Exercise goal> Could you give back the listing below exactly, every line included?

Exercise data>
┌──

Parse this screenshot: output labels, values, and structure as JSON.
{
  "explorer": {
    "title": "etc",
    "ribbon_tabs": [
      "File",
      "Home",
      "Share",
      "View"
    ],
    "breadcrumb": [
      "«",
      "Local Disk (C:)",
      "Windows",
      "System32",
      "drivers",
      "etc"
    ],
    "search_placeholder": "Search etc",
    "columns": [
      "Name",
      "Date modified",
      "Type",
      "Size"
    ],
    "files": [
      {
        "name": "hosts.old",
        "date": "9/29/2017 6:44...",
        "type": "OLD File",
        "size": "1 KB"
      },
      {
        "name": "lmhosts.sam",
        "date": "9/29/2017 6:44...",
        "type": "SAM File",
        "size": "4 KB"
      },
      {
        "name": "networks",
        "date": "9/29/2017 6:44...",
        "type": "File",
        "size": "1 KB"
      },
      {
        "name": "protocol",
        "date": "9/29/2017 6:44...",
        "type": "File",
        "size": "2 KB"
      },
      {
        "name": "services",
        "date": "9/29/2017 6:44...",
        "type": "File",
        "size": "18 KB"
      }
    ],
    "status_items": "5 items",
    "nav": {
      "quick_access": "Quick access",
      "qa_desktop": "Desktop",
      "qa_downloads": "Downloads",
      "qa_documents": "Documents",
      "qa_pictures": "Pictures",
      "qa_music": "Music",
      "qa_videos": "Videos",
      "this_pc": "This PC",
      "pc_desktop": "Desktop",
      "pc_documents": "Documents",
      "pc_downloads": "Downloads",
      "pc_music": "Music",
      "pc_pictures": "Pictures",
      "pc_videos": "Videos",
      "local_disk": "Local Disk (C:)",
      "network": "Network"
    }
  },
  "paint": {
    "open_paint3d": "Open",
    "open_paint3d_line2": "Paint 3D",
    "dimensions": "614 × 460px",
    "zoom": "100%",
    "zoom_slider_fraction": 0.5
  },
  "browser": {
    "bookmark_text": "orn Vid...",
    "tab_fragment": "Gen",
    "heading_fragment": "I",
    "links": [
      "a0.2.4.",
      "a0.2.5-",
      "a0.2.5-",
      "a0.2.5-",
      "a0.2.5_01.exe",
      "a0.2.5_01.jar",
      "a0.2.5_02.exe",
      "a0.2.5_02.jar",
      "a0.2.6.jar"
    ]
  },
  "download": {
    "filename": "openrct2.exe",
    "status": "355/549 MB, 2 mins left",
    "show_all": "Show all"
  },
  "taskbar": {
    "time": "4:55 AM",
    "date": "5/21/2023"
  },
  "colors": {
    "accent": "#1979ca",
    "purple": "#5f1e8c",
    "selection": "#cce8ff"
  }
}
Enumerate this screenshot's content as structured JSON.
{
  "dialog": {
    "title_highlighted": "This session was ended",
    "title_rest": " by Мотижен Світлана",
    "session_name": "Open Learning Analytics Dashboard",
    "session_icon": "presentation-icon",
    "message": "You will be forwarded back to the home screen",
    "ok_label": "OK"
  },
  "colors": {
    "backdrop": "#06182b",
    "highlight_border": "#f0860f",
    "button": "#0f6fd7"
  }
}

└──

Your solution>
Parse this screenshot: output labels, values, and structure as JSON.
{
  "explorer": {
    "title": "etc",
    "ribbon_tabs": [
      "File",
      "Home",
      "Share",
      "View"
    ],
    "breadcrumb": [
      "«",
      "Local Disk (C:)",
      "Windows",
      "System32",
      "drivers",
      "etc"
    ],
    "search_placeholder": "Search etc",
    "columns": [
      "Name",
      "Date modified",
      "Type",
      "Size"
    ],
    "files": [
      {
        "name": "hosts.old",
        "date": "9/29/2017 6:44...",
        "type": "OLD File",
        "size": "1 KB"
      },
      {
        "name": "lmhosts.sam",
        "date": "9/29/2017 6:44...",
        "type": "SAM File",
        "size": "4 KB"
      },
      {
        "name": "networks",
        "date": "9/29/2017 6:44...",
        "type": "File",
        "size": "1 KB"
      },
      {
        "name": "protocol",
        "date": "9/29/2017 6:44...",
        "type": "File",
        "size": "2 KB"
      },
      {
        "name": "services",
        "date": "9/29/2017 6:44...",
        "type": "File",
        "size": "18 KB"
      }
    ],
    "status_items": "5 items",
    "nav": {
      "quick_access": "Quick access",
      "qa_desktop": "Desktop",
      "qa_downloads": "Downloads",
      "qa_documents": "Documents",
      "qa_pictures": "Pictures",
      "qa_music": "Music",
      "qa_videos": "Videos",
      "this_pc": "This PC",
      "pc_desktop": "Desktop",
      "pc_documents": "Documents",
      "pc_downloads": "Downloads",
      "pc_music": "Music",
      "pc_pictures": "Pictures",
      "pc_videos": "Videos",
      "local_disk": "Local Disk (C:)",
      "network": "Network"
    }
  },
  "paint": {
    "open_paint3d": "Open",
    "open_paint3d_line2": "Paint 3D",
    "dimensions": "614 × 460px",
    "zoom": "100%",
    "zoom_slider_fraction": 0.5
  },
  "browser": {
    "bookmark_text": "orn Vid...",
    "tab_fragment": "Gen",
    "heading_fragment": "I",
    "links": [
      "a0.2.4.",
      "a0.2.5-",
      "a0.2.5-",
      "a0.2.5-",
      "a0.2.5_01.exe",
      "a0.2.5_01.jar",
      "a0.2.5_02.exe",
      "a0.2.5_02.jar",
      "a0.2.6.jar"
    ]
  },
  "download": {
    "filename": "openrct2.exe",
    "status": "355/549 MB, 2 mins left",
    "show_all": "Show all"
  },
  "taskbar": {
    "time": "4:55 AM",
    "date": "5/21/2023"
  },
  "colors": {
    "accent": "#1979ca",
    "purple": "#5f1e8c",
    "selection": "#cce8ff"
  }
}
Enumerate this screenshot's content as structured JSON.
{
  "dialog": {
    "title_highlighted": "This session was ended",
    "title_rest": " by Мотижен Світлана",
    "session_name": "Open Learning Analytics Dashboard",
    "session_icon": "presentation-icon",
    "message": "You will be forwarded back to the home screen",
    "ok_label": "OK"
  },
  "colors": {
    "backdrop": "#06182b",
    "highlight_border": "#f0860f",
    "button": "#0f6fd7"
  }
}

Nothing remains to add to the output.